And then it receded into the mists of who the fuck can possibly do a damn thing about it? —Why, even today, when a progressive regime has finally triumphed over the forces of evil to take both cameras and the White House itself, a two-year investigation by one of our preëminent journalistic organs that demonstrates beyond the shadow of a doubt the staggering waste and corruption endemic to the shadow cabinets that are tasked with keeping us safe inspires little more than yawns. —How much worse our apathy and despair in the deeps of the Bushian aught-naughts! What chance had any of us then against such a banal kernel of evil as this David H. Brooks?
And so I let it go. What more was there to say?
Several years ago, David H. Brooks, the chief executive and chairman of a body-armor company enriched by United States military contracts, became fixated on the idea of a memory-erasing pill.
It was not just fanciful curiosity. A veterinarian who cared for his stable of racehorses said Mr. Brooks continually talked about the subject, pressing him repeatedly to supply the pill. According to Dr. Seth Fishman, the veterinarian, Mr. Brooks said he had a specific recipient in mind: Dawn Schlegel, the former chief financial officer of the company he led until 2006, DHB Industries.

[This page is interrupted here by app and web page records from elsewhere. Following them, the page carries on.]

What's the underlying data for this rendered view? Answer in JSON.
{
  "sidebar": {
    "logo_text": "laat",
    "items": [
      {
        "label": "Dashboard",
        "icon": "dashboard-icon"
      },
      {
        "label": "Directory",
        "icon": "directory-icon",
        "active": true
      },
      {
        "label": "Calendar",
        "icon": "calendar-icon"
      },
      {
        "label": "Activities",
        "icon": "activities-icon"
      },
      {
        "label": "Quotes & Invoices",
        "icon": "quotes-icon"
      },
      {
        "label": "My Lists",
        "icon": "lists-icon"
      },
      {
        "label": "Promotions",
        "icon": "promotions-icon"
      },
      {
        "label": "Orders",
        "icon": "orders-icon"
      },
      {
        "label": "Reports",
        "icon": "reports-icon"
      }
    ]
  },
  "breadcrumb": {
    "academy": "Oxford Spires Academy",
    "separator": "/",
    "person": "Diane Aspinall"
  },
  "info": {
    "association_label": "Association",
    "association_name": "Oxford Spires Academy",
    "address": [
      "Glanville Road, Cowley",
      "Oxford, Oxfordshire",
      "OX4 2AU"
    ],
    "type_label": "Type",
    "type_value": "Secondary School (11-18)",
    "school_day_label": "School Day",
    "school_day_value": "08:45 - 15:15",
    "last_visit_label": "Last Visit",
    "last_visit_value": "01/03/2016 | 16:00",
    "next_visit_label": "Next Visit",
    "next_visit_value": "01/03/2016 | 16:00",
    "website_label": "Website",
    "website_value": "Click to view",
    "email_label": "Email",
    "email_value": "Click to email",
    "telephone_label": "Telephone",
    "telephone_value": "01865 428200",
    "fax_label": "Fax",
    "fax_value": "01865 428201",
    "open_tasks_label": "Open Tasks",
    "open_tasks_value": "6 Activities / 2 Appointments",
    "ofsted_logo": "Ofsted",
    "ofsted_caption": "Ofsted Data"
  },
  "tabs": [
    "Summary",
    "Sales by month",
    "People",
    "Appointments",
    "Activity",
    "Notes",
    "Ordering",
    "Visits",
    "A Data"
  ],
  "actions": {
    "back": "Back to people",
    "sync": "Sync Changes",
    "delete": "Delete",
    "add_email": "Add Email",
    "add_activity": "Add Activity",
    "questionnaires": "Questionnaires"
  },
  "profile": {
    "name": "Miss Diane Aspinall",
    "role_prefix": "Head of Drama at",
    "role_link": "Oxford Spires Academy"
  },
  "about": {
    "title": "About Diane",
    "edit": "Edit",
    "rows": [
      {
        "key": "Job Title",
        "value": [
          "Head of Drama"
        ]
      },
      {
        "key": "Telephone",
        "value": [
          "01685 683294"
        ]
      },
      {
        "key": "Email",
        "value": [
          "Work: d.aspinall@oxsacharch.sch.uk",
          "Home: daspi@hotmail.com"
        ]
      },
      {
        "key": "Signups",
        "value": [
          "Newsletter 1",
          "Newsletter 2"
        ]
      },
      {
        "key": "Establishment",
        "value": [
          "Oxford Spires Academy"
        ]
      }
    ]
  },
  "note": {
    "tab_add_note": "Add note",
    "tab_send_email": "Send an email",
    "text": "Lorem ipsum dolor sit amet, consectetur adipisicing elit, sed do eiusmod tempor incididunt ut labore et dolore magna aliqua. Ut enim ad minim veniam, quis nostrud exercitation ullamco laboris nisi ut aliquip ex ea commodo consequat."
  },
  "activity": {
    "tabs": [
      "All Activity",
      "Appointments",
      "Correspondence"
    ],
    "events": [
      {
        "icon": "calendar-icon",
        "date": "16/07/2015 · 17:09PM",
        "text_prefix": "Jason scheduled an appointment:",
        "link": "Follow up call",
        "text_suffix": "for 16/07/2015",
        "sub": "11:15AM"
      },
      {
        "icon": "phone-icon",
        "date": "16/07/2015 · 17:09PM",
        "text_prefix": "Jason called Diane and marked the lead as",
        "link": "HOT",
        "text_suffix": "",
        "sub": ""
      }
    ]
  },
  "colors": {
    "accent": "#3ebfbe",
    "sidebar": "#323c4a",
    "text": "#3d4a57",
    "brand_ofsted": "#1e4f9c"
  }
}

There is no memory-erasing pill. And so Mr. Brooks sat and listened this year as Ms. Schlegel, her memory apparently intact and keen, spent 23 days testifying against him in a highly unusual trial in United States District Court on Long Island that has been highlighted by sweeping accusations of fraud, insider trading, and company-financed personal extravagance.
DHB, which specialized in making body armor used by the military in Iraq and Afghanistan, paid for more than $6 million in personal expenses on behalf of Mr. Brooks, covering items as expensive as luxury cars and as prosaic as party invitations, Ms. Schlegel testified.
Also included were university textbooks for his daughter, pornographic videos for his son, plastic surgery for his wife, a burial plot for his mother, prostitutes for his employees, and, for him, a $100,000 American-flag belt buckle encrusted with rubies, sapphires and diamonds.
And—it isn’t schadenfreude, no; this is something colder, older; a little frightening, really: I went and poured myself a shot of bourbon to dull the edge a bit, but then I went and read it again:
Mr. Brooks, who his lawyers have said is in a “tenuous emotional state,” has watched much of the proceedings with glassy eyes and a nervous demeanor.
They straight up just lost nine billion dollars of our money in saran-wrapped bundles dropped in the dust of Iraq.
They’re coming for Social Security, the one thing the Republicans couldn’t wreck when they were running the show, because we just can’t afford it anymore.
It may not be enough compensation to one day use the last of the money in my pocket to hie myself to some Long Island cemetery, there to spit on the grave of this particular David H. Brooks.
It’ll probably have to do.